— Work instructions —
Below are records; work out how many of their lines contain "rows" and give only that number.

##### Dataset #####

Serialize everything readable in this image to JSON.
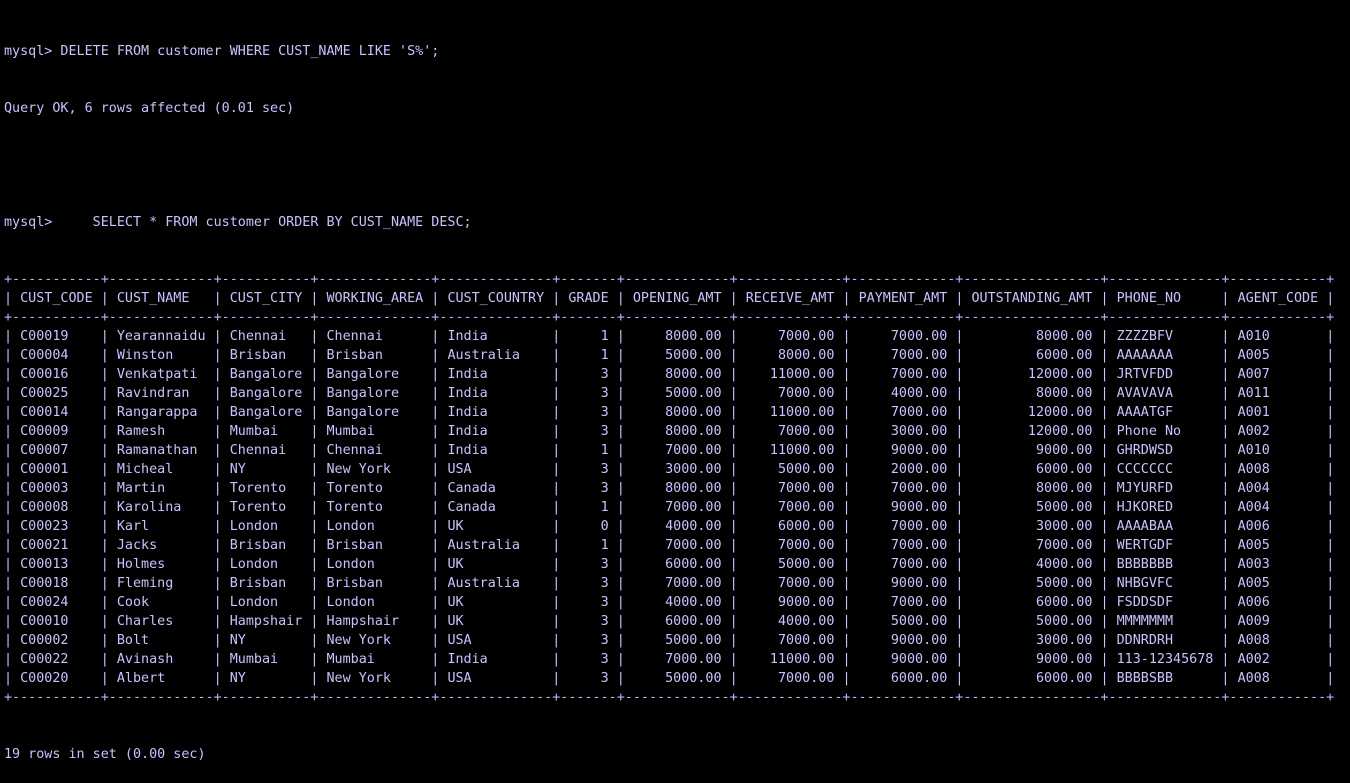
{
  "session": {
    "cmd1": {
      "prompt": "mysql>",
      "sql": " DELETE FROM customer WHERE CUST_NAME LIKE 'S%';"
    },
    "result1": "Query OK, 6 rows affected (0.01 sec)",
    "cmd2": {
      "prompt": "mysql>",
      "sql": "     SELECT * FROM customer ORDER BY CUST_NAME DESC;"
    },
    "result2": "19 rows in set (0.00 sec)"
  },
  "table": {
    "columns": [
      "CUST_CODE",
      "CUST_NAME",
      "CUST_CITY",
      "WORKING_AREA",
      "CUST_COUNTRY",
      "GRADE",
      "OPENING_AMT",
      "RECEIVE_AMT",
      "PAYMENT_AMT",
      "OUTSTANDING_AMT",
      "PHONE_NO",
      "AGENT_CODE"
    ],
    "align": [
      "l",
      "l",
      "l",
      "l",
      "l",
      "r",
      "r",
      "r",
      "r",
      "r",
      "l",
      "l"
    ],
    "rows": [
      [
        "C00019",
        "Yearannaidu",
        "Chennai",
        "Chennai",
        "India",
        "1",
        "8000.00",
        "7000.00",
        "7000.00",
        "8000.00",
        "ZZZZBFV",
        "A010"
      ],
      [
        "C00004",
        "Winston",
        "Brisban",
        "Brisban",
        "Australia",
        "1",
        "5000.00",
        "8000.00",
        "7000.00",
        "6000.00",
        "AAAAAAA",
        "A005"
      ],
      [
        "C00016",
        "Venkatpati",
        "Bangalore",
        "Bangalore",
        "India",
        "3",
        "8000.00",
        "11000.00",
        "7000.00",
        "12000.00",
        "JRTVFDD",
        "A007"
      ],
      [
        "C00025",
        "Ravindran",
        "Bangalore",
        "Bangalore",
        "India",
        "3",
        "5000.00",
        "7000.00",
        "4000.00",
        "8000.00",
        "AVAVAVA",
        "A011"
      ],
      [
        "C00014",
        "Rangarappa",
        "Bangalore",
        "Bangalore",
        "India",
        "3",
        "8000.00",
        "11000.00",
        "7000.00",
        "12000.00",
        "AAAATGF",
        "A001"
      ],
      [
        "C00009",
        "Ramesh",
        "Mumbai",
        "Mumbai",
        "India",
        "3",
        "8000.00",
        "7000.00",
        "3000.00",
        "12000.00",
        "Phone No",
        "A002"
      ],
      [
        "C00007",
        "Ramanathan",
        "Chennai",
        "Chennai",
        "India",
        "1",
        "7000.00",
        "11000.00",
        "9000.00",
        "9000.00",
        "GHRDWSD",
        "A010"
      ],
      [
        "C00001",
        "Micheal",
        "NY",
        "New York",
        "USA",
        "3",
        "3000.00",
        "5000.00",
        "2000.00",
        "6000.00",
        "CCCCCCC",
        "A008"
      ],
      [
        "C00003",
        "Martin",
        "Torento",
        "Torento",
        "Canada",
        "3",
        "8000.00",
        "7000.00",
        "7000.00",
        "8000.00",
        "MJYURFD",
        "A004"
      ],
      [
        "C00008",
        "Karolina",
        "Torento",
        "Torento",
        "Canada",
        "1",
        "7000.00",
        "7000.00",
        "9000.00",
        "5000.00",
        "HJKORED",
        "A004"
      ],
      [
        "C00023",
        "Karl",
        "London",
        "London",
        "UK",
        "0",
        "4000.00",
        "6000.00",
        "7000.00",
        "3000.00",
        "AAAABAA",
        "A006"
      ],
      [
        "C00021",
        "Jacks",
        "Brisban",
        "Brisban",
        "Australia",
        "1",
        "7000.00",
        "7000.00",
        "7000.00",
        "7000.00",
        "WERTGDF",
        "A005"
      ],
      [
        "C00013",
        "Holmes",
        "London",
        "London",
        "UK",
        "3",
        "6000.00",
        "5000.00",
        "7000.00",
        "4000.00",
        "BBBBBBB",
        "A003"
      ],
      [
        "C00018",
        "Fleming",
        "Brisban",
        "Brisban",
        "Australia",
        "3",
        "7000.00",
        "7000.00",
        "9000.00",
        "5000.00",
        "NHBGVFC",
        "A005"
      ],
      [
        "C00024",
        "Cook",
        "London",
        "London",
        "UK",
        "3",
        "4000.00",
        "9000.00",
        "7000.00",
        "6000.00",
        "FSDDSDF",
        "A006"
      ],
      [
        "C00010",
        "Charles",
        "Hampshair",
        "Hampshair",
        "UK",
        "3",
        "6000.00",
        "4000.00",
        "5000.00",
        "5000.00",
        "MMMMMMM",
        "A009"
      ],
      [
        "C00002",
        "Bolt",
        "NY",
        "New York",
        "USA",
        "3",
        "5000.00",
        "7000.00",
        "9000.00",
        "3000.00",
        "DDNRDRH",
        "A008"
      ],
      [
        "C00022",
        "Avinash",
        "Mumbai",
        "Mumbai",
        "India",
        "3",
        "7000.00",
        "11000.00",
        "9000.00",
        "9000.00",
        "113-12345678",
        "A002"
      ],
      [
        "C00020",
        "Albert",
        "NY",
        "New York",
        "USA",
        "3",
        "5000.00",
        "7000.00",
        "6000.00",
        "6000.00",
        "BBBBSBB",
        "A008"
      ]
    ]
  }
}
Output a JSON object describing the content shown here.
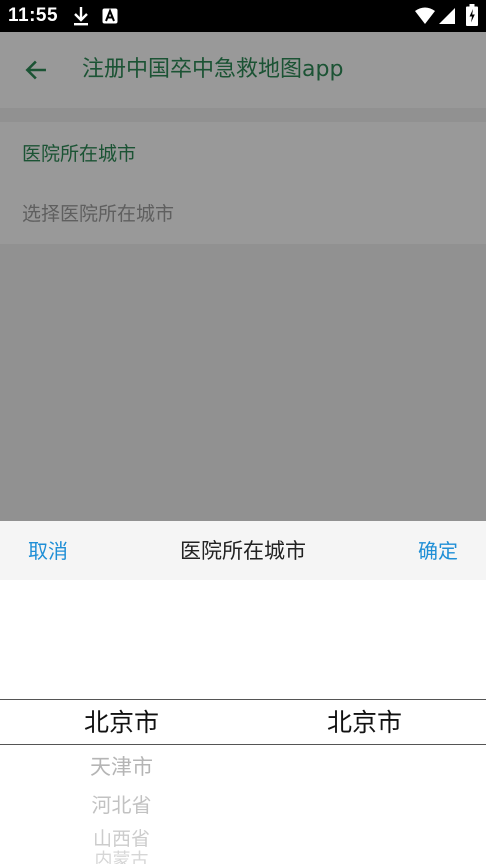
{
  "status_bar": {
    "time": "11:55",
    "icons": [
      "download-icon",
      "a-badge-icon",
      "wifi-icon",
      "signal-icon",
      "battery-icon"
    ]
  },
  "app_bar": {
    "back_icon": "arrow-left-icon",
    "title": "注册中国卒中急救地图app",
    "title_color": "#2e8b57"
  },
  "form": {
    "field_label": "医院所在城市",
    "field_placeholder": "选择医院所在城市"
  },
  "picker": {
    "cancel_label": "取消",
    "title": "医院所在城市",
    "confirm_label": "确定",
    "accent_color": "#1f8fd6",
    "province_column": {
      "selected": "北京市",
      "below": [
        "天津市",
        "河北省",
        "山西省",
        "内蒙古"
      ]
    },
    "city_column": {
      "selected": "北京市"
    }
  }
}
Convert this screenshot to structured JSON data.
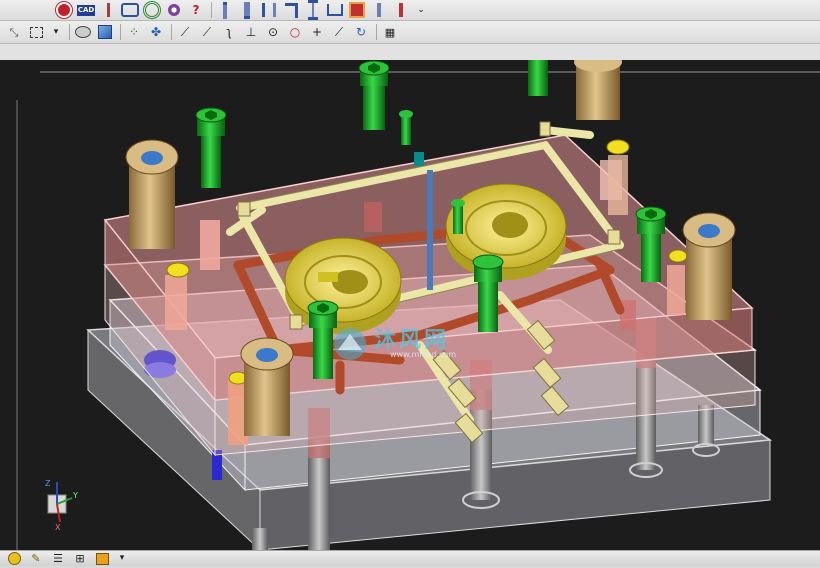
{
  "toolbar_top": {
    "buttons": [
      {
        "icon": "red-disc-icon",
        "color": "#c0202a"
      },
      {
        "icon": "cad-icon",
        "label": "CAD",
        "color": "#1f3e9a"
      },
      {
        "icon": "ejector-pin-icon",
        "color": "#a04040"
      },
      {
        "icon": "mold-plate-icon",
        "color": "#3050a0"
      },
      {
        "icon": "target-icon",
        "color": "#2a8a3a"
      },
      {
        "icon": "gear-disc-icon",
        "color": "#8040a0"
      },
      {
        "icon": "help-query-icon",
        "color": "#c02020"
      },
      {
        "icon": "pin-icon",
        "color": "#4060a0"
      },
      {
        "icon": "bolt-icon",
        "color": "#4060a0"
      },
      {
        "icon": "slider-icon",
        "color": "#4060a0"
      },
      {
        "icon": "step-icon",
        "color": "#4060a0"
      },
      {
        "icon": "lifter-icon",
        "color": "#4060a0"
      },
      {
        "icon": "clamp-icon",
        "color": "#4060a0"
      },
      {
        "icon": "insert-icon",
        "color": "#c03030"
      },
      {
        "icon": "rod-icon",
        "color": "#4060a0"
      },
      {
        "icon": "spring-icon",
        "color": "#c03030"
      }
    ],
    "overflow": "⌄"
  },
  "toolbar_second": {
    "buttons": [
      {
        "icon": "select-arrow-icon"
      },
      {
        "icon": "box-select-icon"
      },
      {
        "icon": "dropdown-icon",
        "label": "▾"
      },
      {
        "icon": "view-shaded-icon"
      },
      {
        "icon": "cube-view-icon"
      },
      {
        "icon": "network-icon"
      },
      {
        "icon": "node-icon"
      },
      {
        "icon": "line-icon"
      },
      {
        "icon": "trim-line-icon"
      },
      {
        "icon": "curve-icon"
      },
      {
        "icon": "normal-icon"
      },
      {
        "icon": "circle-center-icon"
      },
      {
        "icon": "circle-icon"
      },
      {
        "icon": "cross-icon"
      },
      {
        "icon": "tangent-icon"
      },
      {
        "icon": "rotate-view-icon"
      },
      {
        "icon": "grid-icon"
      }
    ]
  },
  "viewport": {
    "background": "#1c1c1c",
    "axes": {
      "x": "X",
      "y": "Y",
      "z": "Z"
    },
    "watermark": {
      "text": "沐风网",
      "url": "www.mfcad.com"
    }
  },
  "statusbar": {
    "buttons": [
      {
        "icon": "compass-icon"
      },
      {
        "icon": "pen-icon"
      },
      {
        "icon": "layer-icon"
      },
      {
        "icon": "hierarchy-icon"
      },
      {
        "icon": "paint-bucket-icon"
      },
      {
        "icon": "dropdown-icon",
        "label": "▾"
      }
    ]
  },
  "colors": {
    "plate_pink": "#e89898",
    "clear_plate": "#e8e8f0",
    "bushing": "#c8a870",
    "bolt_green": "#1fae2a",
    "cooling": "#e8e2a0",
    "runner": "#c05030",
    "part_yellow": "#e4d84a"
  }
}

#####

— Written reply —
3